_Information shown_:
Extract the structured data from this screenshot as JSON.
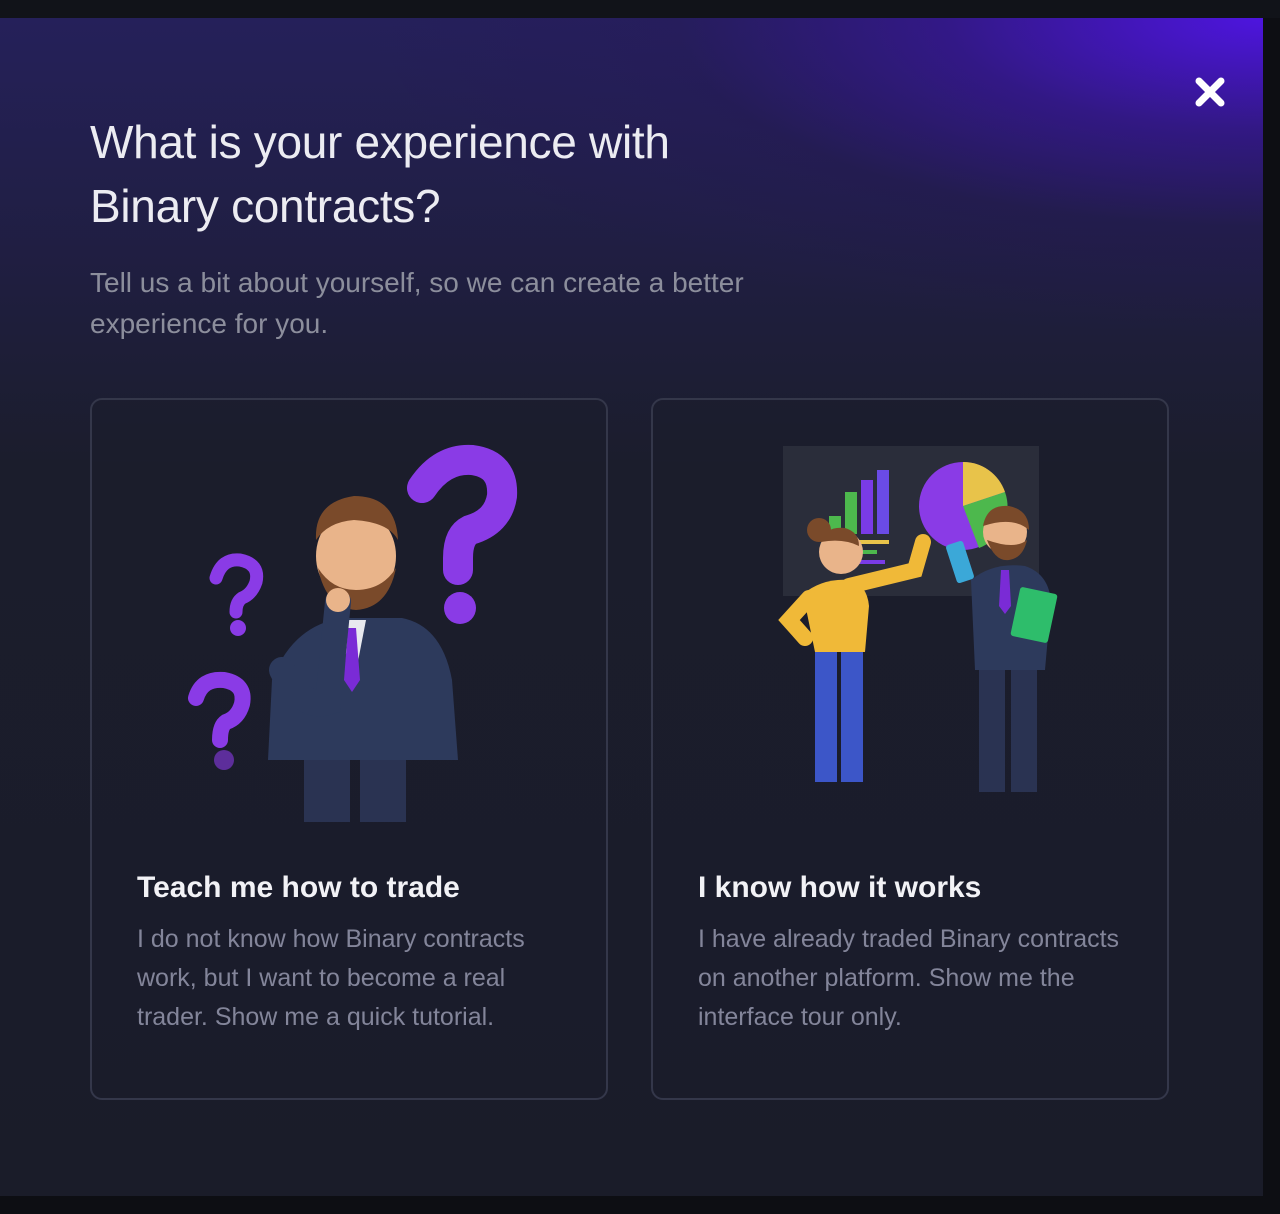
{
  "dialog": {
    "title_line1": "What is your experience with",
    "title_line2": "Binary contracts?",
    "subtitle_line1": "Tell us a bit about yourself, so we can create a better",
    "subtitle_line2": "experience for you.",
    "close_icon": "close-icon"
  },
  "options": [
    {
      "title": "Teach me how to trade",
      "description": "I do not know how Binary contracts work, but I want to become a real trader. Show me a quick tutorial.",
      "illustration": "confused-man-question-marks-illustration"
    },
    {
      "title": "I know how it works",
      "description": "I have already traded Binary contracts on another platform. Show me the interface tour only.",
      "illustration": "presentation-charts-illustration"
    }
  ],
  "colors": {
    "accent": "#5a1fe6",
    "question_mark": "#8a3be6",
    "card_border": "#34374a"
  }
}
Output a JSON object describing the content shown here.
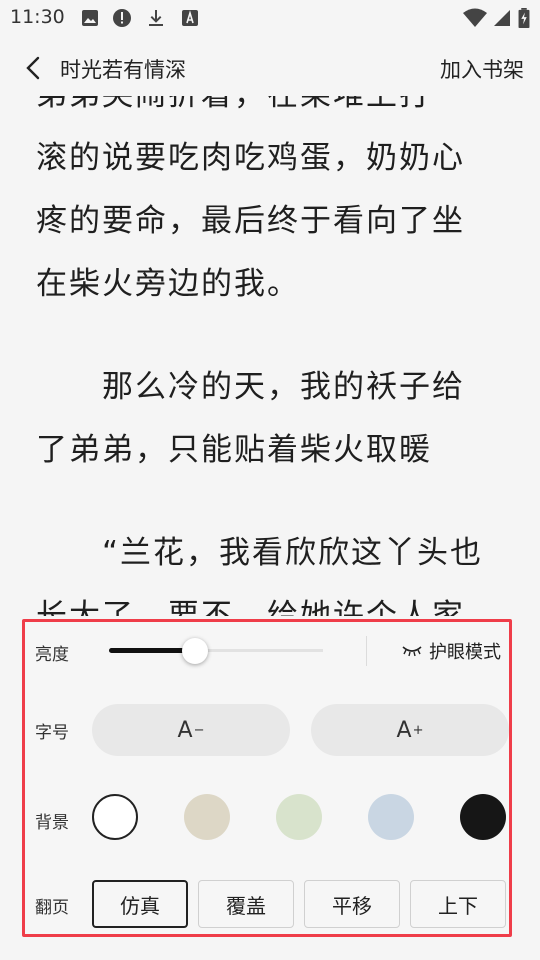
{
  "status_bar": {
    "time": "11:30"
  },
  "header": {
    "title": "时光若有情深",
    "add_to_shelf": "加入书架"
  },
  "content": {
    "lines": [
      "弟弟哭闹折着，在柴堆上打",
      "滚的说要吃肉吃鸡蛋，奶奶心",
      "疼的要命，最后终于看向了坐",
      "在柴火旁边的我。",
      "",
      "　　那么冷的天，我的袄子给",
      "了弟弟，只能贴着柴火取暖",
      "",
      "　　“兰花，我看欣欣这丫头也",
      "长大了，要不，给她许个人家"
    ]
  },
  "settings": {
    "brightness": {
      "label": "亮度",
      "value": 0.4,
      "eye_mode_label": "护眼模式"
    },
    "font_size": {
      "label": "字号",
      "decrease": "A",
      "increase": "A"
    },
    "background": {
      "label": "背景",
      "options": [
        {
          "name": "white",
          "color": "#ffffff",
          "selected": true
        },
        {
          "name": "beige",
          "color": "#ddd7c6",
          "selected": false
        },
        {
          "name": "green",
          "color": "#d8e3cc",
          "selected": false
        },
        {
          "name": "blue",
          "color": "#c9d6e3",
          "selected": false
        },
        {
          "name": "black",
          "color": "#161616",
          "selected": false
        }
      ]
    },
    "page_turn": {
      "label": "翻页",
      "options": [
        "仿真",
        "覆盖",
        "平移",
        "上下"
      ],
      "selected": "仿真"
    }
  }
}
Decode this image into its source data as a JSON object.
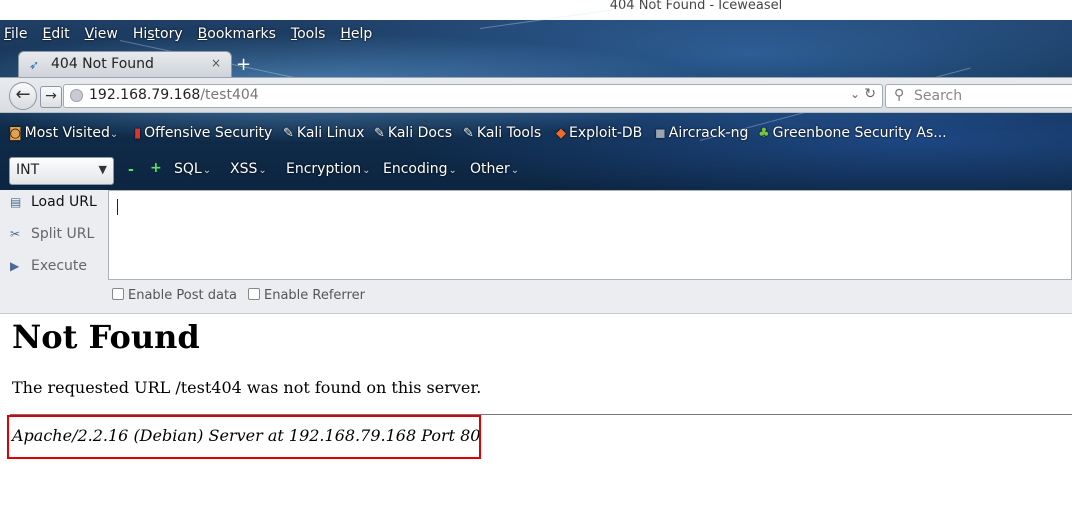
{
  "window": {
    "title": "404 Not Found - Iceweasel"
  },
  "menubar": [
    {
      "first": "F",
      "rest": "ile"
    },
    {
      "first": "E",
      "rest": "dit"
    },
    {
      "first": "V",
      "rest": "iew"
    },
    {
      "first": "",
      "rest": "Hi",
      "u": "s",
      "tail": "tory"
    },
    {
      "first": "B",
      "rest": "ookmarks"
    },
    {
      "first": "T",
      "rest": "ools"
    },
    {
      "first": "H",
      "rest": "elp"
    }
  ],
  "tab": {
    "title": "404 Not Found",
    "close": "×",
    "new": "+"
  },
  "nav": {
    "back": "←",
    "forward": "→",
    "url_host": "192.168.79.168",
    "url_path": "/test404",
    "dropdown": "⌄",
    "reload": "↻",
    "search_placeholder": "Search"
  },
  "bookmarks": [
    {
      "label": "Most Visited",
      "icon": "◙",
      "icon_name": "most-visited-icon",
      "dropdown": "⌄"
    },
    {
      "label": "Offensive Security",
      "icon": "▮",
      "icon_name": "offensive-security-icon"
    },
    {
      "label": "Kali Linux",
      "icon": "✎",
      "icon_name": "kali-dragon-icon"
    },
    {
      "label": "Kali Docs",
      "icon": "✎",
      "icon_name": "kali-dragon-icon"
    },
    {
      "label": "Kali Tools",
      "icon": "✎",
      "icon_name": "kali-dragon-icon"
    },
    {
      "label": "Exploit-DB",
      "icon": "◆",
      "icon_name": "exploit-db-icon"
    },
    {
      "label": "Aircrack-ng",
      "icon": "◼",
      "icon_name": "aircrack-icon"
    },
    {
      "label": "Greenbone Security As...",
      "icon": "♣",
      "icon_name": "greenbone-icon"
    }
  ],
  "hackbar": {
    "select_value": "INT",
    "minus": "-",
    "plus": "+",
    "menus": [
      "SQL",
      "XSS",
      "Encryption",
      "Encoding",
      "Other"
    ],
    "side_buttons": [
      "Load URL",
      "Split URL",
      "Execute"
    ],
    "checkboxes": [
      "Enable Post data",
      "Enable Referrer"
    ]
  },
  "page": {
    "heading": "Not Found",
    "message": "The requested URL /test404 was not found on this server.",
    "address": "Apache/2.2.16 (Debian) Server at 192.168.79.168 Port 80"
  },
  "colors": {
    "highlight": "#e00000",
    "hackbar_green": "#5be35b"
  }
}
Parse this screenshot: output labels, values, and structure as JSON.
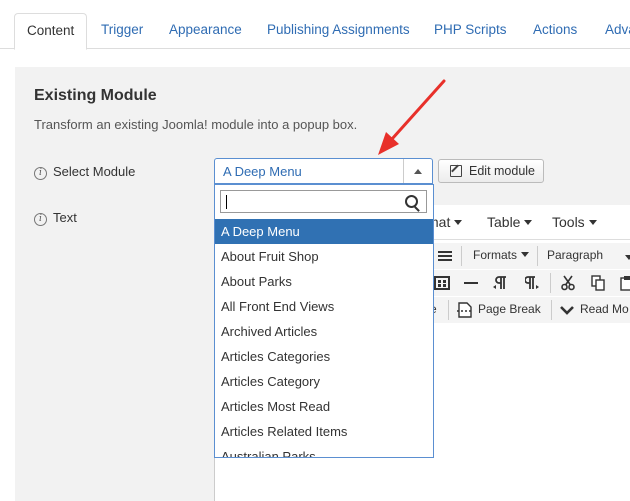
{
  "tabs": [
    {
      "label": "Content"
    },
    {
      "label": "Trigger"
    },
    {
      "label": "Appearance"
    },
    {
      "label": "Publishing Assignments"
    },
    {
      "label": "PHP Scripts"
    },
    {
      "label": "Actions"
    },
    {
      "label": "Adva"
    }
  ],
  "section": {
    "title": "Existing Module",
    "description": "Transform an existing Joomla! module into a popup box."
  },
  "fields": {
    "select_module_label": "Select Module",
    "text_label": "Text",
    "info_icon_glyph": "i"
  },
  "select": {
    "value": "A Deep Menu",
    "search_value": "",
    "options": [
      "A Deep Menu",
      "About Fruit Shop",
      "About Parks",
      "All Front End Views",
      "Archived Articles",
      "Articles Categories",
      "Articles Category",
      "Articles Most Read",
      "Articles Related Items",
      "Australian Parks"
    ],
    "selected_index": 0
  },
  "edit_button": {
    "label": "Edit module"
  },
  "editor": {
    "menubar": {
      "format": "mat",
      "table": "Table",
      "tools": "Tools"
    },
    "toolbar1": {
      "formats": "Formats",
      "paragraph": "Paragraph"
    },
    "toolbar3": {
      "partial": "e",
      "page_break": "Page Break",
      "read_more": "Read Mo"
    }
  },
  "colors": {
    "accent": "#2f6cb3",
    "selected": "#3071b3",
    "annotation_arrow": "#e8302a"
  }
}
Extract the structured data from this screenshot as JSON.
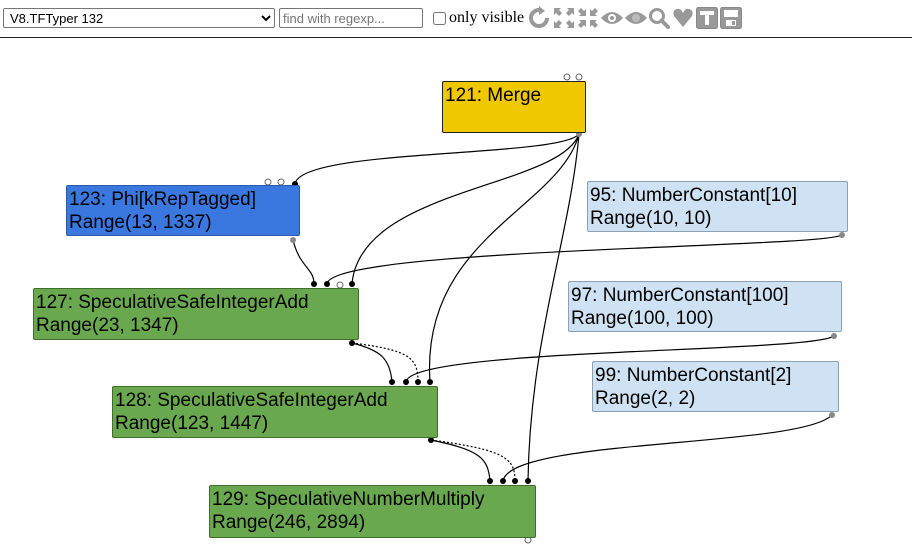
{
  "toolbar": {
    "phase_selected": "V8.TFTyper 132",
    "search_placeholder": "find with regexp...",
    "only_visible_label": "only visible",
    "icons": [
      "reload-icon",
      "expand-icon",
      "fit-icon",
      "eye-icon",
      "eye-hidden-icon",
      "search-icon",
      "heart-icon",
      "text-toggle-icon",
      "save-icon"
    ]
  },
  "nodes": {
    "n121": {
      "label": "121: Merge",
      "range": ""
    },
    "n123": {
      "label": "123: Phi[kRepTagged]",
      "range": "Range(13, 1337)"
    },
    "n95": {
      "label": "95: NumberConstant[10]",
      "range": "Range(10, 10)"
    },
    "n127": {
      "label": "127: SpeculativeSafeIntegerAdd",
      "range": "Range(23, 1347)"
    },
    "n97": {
      "label": "97: NumberConstant[100]",
      "range": "Range(100, 100)"
    },
    "n128": {
      "label": "128: SpeculativeSafeIntegerAdd",
      "range": "Range(123, 1447)"
    },
    "n99": {
      "label": "99: NumberConstant[2]",
      "range": "Range(2, 2)"
    },
    "n129": {
      "label": "129: SpeculativeNumberMultiply",
      "range": "Range(246, 2894)"
    }
  },
  "colors": {
    "merge": "#f0c800",
    "phi": "#3a78e0",
    "speculative": "#6aa84f",
    "constant": "#cfe2f3"
  }
}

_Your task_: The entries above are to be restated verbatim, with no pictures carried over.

_Answer box_:
Extract the structured data from this screenshot as JSON.
{
  "dialog": {
    "title_line1": "What is your experience with",
    "title_line2": "Binary contracts?",
    "subtitle_line1": "Tell us a bit about yourself, so we can create a better",
    "subtitle_line2": "experience for you.",
    "close_icon": "close-icon"
  },
  "options": [
    {
      "title": "Teach me how to trade",
      "description": "I do not know how Binary contracts work, but I want to become a real trader. Show me a quick tutorial.",
      "illustration": "confused-man-question-marks-illustration"
    },
    {
      "title": "I know how it works",
      "description": "I have already traded Binary contracts on another platform. Show me the interface tour only.",
      "illustration": "presentation-charts-illustration"
    }
  ],
  "colors": {
    "accent": "#5a1fe6",
    "question_mark": "#8a3be6",
    "card_border": "#34374a"
  }
}
Output a JSON object describing the content shown here.
{
  "status_bar": {
    "time": "11:30"
  },
  "header": {
    "title": "时光若有情深",
    "add_to_shelf": "加入书架"
  },
  "content": {
    "lines": [
      "弟弟哭闹折着，在柴堆上打",
      "滚的说要吃肉吃鸡蛋，奶奶心",
      "疼的要命，最后终于看向了坐",
      "在柴火旁边的我。",
      "",
      "　　那么冷的天，我的袄子给",
      "了弟弟，只能贴着柴火取暖",
      "",
      "　　“兰花，我看欣欣这丫头也",
      "长大了，要不，给她许个人家"
    ]
  },
  "settings": {
    "brightness": {
      "label": "亮度",
      "value": 0.4,
      "eye_mode_label": "护眼模式"
    },
    "font_size": {
      "label": "字号",
      "decrease": "A",
      "increase": "A"
    },
    "background": {
      "label": "背景",
      "options": [
        {
          "name": "white",
          "color": "#ffffff",
          "selected": true
        },
        {
          "name": "beige",
          "color": "#ddd7c6",
          "selected": false
        },
        {
          "name": "green",
          "color": "#d8e3cc",
          "selected": false
        },
        {
          "name": "blue",
          "color": "#c9d6e3",
          "selected": false
        },
        {
          "name": "black",
          "color": "#161616",
          "selected": false
        }
      ]
    },
    "page_turn": {
      "label": "翻页",
      "options": [
        "仿真",
        "覆盖",
        "平移",
        "上下"
      ],
      "selected": "仿真"
    }
  }
}
Decode this image into its source data as a JSON object.
{
  "window": {
    "title": "404 Not Found - Iceweasel"
  },
  "menubar": [
    {
      "first": "F",
      "rest": "ile"
    },
    {
      "first": "E",
      "rest": "dit"
    },
    {
      "first": "V",
      "rest": "iew"
    },
    {
      "first": "",
      "rest": "Hi",
      "u": "s",
      "tail": "tory"
    },
    {
      "first": "B",
      "rest": "ookmarks"
    },
    {
      "first": "T",
      "rest": "ools"
    },
    {
      "first": "H",
      "rest": "elp"
    }
  ],
  "tab": {
    "title": "404 Not Found",
    "close": "×",
    "new": "+"
  },
  "nav": {
    "back": "←",
    "forward": "→",
    "url_host": "192.168.79.168",
    "url_path": "/test404",
    "dropdown": "⌄",
    "reload": "↻",
    "search_placeholder": "Search"
  },
  "bookmarks": [
    {
      "label": "Most Visited",
      "icon": "◙",
      "icon_name": "most-visited-icon",
      "dropdown": "⌄"
    },
    {
      "label": "Offensive Security",
      "icon": "▮",
      "icon_name": "offensive-security-icon"
    },
    {
      "label": "Kali Linux",
      "icon": "✎",
      "icon_name": "kali-dragon-icon"
    },
    {
      "label": "Kali Docs",
      "icon": "✎",
      "icon_name": "kali-dragon-icon"
    },
    {
      "label": "Kali Tools",
      "icon": "✎",
      "icon_name": "kali-dragon-icon"
    },
    {
      "label": "Exploit-DB",
      "icon": "◆",
      "icon_name": "exploit-db-icon"
    },
    {
      "label": "Aircrack-ng",
      "icon": "◼",
      "icon_name": "aircrack-icon"
    },
    {
      "label": "Greenbone Security As...",
      "icon": "♣",
      "icon_name": "greenbone-icon"
    }
  ],
  "hackbar": {
    "select_value": "INT",
    "minus": "-",
    "plus": "+",
    "menus": [
      "SQL",
      "XSS",
      "Encryption",
      "Encoding",
      "Other"
    ],
    "side_buttons": [
      "Load URL",
      "Split URL",
      "Execute"
    ],
    "checkboxes": [
      "Enable Post data",
      "Enable Referrer"
    ]
  },
  "page": {
    "heading": "Not Found",
    "message": "The requested URL /test404 was not found on this server.",
    "address": "Apache/2.2.16 (Debian) Server at 192.168.79.168 Port 80"
  },
  "colors": {
    "highlight": "#e00000",
    "hackbar_green": "#5be35b"
  }
}
Parse this screenshot: output labels, values, and structure as JSON.
{
  "tabs": [
    {
      "label": "Content"
    },
    {
      "label": "Trigger"
    },
    {
      "label": "Appearance"
    },
    {
      "label": "Publishing Assignments"
    },
    {
      "label": "PHP Scripts"
    },
    {
      "label": "Actions"
    },
    {
      "label": "Adva"
    }
  ],
  "section": {
    "title": "Existing Module",
    "description": "Transform an existing Joomla! module into a popup box."
  },
  "fields": {
    "select_module_label": "Select Module",
    "text_label": "Text",
    "info_icon_glyph": "i"
  },
  "select": {
    "value": "A Deep Menu",
    "search_value": "",
    "options": [
      "A Deep Menu",
      "About Fruit Shop",
      "About Parks",
      "All Front End Views",
      "Archived Articles",
      "Articles Categories",
      "Articles Category",
      "Articles Most Read",
      "Articles Related Items",
      "Australian Parks"
    ],
    "selected_index": 0
  },
  "edit_button": {
    "label": "Edit module"
  },
  "editor": {
    "menubar": {
      "format": "mat",
      "table": "Table",
      "tools": "Tools"
    },
    "toolbar1": {
      "formats": "Formats",
      "paragraph": "Paragraph"
    },
    "toolbar3": {
      "partial": "e",
      "page_break": "Page Break",
      "read_more": "Read Mo"
    }
  },
  "colors": {
    "accent": "#2f6cb3",
    "selected": "#3071b3",
    "annotation_arrow": "#e8302a"
  }
}
Extract the structured data from this screenshot as JSON.
{
  "toolbar": {
    "phase_selected": "V8.TFTyper 132",
    "search_placeholder": "find with regexp...",
    "only_visible_label": "only visible",
    "icons": [
      "reload-icon",
      "expand-icon",
      "fit-icon",
      "eye-icon",
      "eye-hidden-icon",
      "search-icon",
      "heart-icon",
      "text-toggle-icon",
      "save-icon"
    ]
  },
  "nodes": {
    "n121": {
      "label": "121: Merge",
      "range": ""
    },
    "n123": {
      "label": "123: Phi[kRepTagged]",
      "range": "Range(13, 1337)"
    },
    "n95": {
      "label": "95: NumberConstant[10]",
      "range": "Range(10, 10)"
    },
    "n127": {
      "label": "127: SpeculativeSafeIntegerAdd",
      "range": "Range(23, 1347)"
    },
    "n97": {
      "label": "97: NumberConstant[100]",
      "range": "Range(100, 100)"
    },
    "n128": {
      "label": "128: SpeculativeSafeIntegerAdd",
      "range": "Range(123, 1447)"
    },
    "n99": {
      "label": "99: NumberConstant[2]",
      "range": "Range(2, 2)"
    },
    "n129": {
      "label": "129: SpeculativeNumberMultiply",
      "range": "Range(246, 2894)"
    }
  },
  "colors": {
    "merge": "#f0c800",
    "phi": "#3a78e0",
    "speculative": "#6aa84f",
    "constant": "#cfe2f3"
  }
}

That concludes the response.